Additionally, many of the inductions were unsuccessful because mom's body was not ready to go into labor. These women wound up with C-sections they most likely wouldn't have needed if they'd waited for labor to start on its own.
You may be tempted to ask your doctor for an early induction because of swollen ankles or an aching back, but that final month is critical to your baby's good health. For starters, a compound in her lungs called surfactant, which enables her to breathe independently, continues to be produced in greater amounts during the last month of pregnancy and decreases her risk of developing breathing problems once she arrives.
Her liver is still undergoing changes that will enable it to properly filter toxins, such as jaundice-causing bilirubin, out of her body.

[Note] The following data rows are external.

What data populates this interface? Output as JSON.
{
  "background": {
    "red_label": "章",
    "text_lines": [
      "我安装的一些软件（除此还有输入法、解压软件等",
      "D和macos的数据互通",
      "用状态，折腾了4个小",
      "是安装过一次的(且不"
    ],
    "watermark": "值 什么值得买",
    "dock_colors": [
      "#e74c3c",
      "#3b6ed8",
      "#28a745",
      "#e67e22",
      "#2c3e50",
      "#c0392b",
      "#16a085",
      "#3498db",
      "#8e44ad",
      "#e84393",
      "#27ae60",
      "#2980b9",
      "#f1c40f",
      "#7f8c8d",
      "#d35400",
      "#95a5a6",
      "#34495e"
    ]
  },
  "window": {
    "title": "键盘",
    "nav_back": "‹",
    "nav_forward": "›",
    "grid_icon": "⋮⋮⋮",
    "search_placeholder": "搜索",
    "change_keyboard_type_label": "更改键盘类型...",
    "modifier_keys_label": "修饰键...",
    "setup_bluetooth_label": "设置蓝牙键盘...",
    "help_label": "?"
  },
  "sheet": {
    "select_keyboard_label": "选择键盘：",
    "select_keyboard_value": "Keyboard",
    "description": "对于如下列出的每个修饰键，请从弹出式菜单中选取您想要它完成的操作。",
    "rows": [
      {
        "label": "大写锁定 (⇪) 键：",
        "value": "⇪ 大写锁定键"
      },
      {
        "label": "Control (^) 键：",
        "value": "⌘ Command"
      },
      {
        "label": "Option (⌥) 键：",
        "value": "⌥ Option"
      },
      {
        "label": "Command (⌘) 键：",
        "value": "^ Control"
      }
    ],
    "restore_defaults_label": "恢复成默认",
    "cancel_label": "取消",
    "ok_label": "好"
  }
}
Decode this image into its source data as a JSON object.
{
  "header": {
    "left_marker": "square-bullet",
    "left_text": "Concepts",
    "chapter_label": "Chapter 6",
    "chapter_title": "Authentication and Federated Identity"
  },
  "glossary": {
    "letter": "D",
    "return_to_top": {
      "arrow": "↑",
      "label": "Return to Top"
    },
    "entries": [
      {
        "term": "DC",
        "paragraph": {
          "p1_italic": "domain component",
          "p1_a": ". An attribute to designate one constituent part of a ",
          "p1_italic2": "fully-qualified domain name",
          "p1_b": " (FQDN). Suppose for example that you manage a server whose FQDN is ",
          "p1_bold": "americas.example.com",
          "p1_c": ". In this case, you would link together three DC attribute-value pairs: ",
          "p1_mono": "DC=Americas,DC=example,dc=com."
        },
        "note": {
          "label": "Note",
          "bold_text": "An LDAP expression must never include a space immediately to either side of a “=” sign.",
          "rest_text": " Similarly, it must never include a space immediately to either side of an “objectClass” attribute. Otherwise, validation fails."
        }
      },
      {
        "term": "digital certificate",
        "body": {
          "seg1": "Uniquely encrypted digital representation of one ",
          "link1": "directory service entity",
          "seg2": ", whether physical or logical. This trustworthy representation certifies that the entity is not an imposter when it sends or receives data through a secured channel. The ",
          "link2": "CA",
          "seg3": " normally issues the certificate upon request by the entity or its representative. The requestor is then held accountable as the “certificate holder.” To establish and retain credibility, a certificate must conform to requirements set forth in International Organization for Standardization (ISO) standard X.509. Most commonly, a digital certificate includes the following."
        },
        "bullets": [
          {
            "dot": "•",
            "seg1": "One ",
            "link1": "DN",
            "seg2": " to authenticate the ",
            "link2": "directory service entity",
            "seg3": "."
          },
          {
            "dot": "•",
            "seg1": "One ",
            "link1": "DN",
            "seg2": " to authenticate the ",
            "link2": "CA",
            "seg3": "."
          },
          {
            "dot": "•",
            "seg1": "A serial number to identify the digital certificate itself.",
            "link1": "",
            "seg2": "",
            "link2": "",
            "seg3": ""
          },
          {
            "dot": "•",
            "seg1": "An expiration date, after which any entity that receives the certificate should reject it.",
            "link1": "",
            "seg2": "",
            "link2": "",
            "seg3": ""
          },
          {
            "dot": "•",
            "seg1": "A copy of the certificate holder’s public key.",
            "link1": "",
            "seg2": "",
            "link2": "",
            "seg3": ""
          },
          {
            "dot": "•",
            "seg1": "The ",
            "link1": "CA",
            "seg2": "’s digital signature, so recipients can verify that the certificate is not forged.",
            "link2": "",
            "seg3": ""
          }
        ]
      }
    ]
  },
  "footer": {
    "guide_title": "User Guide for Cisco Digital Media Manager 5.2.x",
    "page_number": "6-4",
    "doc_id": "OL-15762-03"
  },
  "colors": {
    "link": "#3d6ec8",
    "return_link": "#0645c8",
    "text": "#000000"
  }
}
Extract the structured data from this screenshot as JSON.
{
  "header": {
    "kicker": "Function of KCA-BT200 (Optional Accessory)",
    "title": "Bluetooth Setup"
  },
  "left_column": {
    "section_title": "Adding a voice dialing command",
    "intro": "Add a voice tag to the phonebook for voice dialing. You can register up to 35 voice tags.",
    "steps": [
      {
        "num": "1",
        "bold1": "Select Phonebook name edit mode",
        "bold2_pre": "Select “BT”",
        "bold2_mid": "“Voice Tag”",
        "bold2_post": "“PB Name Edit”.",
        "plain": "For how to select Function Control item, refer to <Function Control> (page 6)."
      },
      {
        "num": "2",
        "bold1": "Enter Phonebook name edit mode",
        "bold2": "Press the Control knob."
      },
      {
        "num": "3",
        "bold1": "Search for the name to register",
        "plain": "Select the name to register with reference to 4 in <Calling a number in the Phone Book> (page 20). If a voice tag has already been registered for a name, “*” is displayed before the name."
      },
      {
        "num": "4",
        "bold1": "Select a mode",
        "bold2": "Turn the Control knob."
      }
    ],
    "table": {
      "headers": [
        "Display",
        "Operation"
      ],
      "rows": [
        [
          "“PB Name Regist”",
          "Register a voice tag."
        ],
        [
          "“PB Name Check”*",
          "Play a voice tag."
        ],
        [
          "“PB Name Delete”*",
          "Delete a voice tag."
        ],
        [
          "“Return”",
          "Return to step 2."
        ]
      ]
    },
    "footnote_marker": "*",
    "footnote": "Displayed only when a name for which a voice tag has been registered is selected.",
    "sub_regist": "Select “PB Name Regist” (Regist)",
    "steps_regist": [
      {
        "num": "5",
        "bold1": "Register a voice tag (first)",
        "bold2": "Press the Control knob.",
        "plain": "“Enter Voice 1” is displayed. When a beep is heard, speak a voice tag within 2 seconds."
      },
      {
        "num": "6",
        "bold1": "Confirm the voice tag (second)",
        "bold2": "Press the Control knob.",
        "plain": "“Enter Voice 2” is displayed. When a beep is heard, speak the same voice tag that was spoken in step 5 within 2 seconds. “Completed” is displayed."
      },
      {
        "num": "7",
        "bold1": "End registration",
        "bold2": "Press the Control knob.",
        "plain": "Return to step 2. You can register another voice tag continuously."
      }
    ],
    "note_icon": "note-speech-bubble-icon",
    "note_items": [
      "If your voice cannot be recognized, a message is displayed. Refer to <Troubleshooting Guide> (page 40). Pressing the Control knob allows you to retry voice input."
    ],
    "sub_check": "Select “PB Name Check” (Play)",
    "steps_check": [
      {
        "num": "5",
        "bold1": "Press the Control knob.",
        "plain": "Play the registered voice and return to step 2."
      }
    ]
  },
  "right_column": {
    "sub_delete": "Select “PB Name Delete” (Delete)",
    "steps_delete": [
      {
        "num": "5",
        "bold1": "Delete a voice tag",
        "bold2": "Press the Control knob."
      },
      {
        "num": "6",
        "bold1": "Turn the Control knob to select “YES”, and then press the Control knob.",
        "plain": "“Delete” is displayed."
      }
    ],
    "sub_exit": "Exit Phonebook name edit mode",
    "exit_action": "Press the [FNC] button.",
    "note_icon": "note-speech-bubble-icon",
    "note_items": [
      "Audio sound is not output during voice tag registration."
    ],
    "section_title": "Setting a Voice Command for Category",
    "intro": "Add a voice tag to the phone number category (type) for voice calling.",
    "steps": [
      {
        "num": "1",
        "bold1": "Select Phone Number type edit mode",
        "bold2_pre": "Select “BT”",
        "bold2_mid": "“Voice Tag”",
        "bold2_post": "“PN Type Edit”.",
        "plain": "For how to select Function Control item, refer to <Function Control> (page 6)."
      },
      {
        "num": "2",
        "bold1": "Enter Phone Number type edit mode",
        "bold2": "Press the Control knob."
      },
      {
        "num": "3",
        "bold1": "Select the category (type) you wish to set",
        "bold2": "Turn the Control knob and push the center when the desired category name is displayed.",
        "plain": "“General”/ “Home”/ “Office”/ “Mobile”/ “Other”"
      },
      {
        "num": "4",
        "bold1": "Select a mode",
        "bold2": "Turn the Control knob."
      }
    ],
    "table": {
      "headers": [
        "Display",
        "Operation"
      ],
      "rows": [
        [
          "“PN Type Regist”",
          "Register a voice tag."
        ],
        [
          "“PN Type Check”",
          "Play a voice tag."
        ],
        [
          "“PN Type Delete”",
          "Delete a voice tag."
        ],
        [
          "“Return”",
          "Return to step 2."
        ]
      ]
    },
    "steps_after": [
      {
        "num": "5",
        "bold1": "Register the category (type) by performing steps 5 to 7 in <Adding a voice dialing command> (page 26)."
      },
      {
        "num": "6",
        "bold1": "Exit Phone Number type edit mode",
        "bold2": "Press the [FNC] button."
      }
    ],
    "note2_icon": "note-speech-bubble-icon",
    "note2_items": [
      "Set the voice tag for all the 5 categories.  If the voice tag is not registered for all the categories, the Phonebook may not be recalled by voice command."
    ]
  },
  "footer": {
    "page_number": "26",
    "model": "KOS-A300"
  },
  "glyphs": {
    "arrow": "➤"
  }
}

Her skin is thickening and she is accumulating more body fat, which will help her to maintain her own body temperature after she's born. Brain development is still underway; at 35 weeks, for example, its volume is only about two thirds of what you'd expect at 39 to 40 weeks, says Dr. Ashton. Additionally, important brain and nerve connections are being made to help her suck, swallow, breathe, regulate her body temperature, and even sleep better once she's born.
Slowly but surely the birth culture of "induction or C-section on demand" has changed. Now, most doctors have received the memo that unnecessary inductions are potentially dangerous for moms and babies. If there are solid, compelling medical reasons to induce or schedule a C-section, then, by all means, that's what those procedures are there for. However, if the medical reason can wait until a baby is full term, mothers and babies both fare better.
Another great thing about these guidelines is that it spells out that a woman isn't really "over due" when she goes past her due date a week or two. For a long time now, doctors have been fixed on that 40-week mark as if a timer will go off and all hell's going to break loose if the baby isn't born lickety-split. Their concern is about babies growing too big for mom's pelvis, or a placenta growing too old to sustain a baby. While those things do occasionally happen, they don't happen very often. Since post due date pregnancies put doctors on the defense (legally speaking) however, the birth culture pressed hard for women to accept medical interventions to push them into labor once the buzzer went off.
The thing is that prior to when all those crazy inductions took over the birth industry in the 80s and well into the 2000s, women delivered safely a week or two past their due dates all the time and it was no big deal. Sure, they were crazy uncomfortable and frustrated, but nobody considered that there was anything wrong with them.
These new guidelines send the message that women and their doctors need to hear: So what if the baby's a little late? No biggie. He or she will come when really, truly ready to be born. Frankly, we think mom's body knows when that time is far better than anybody else.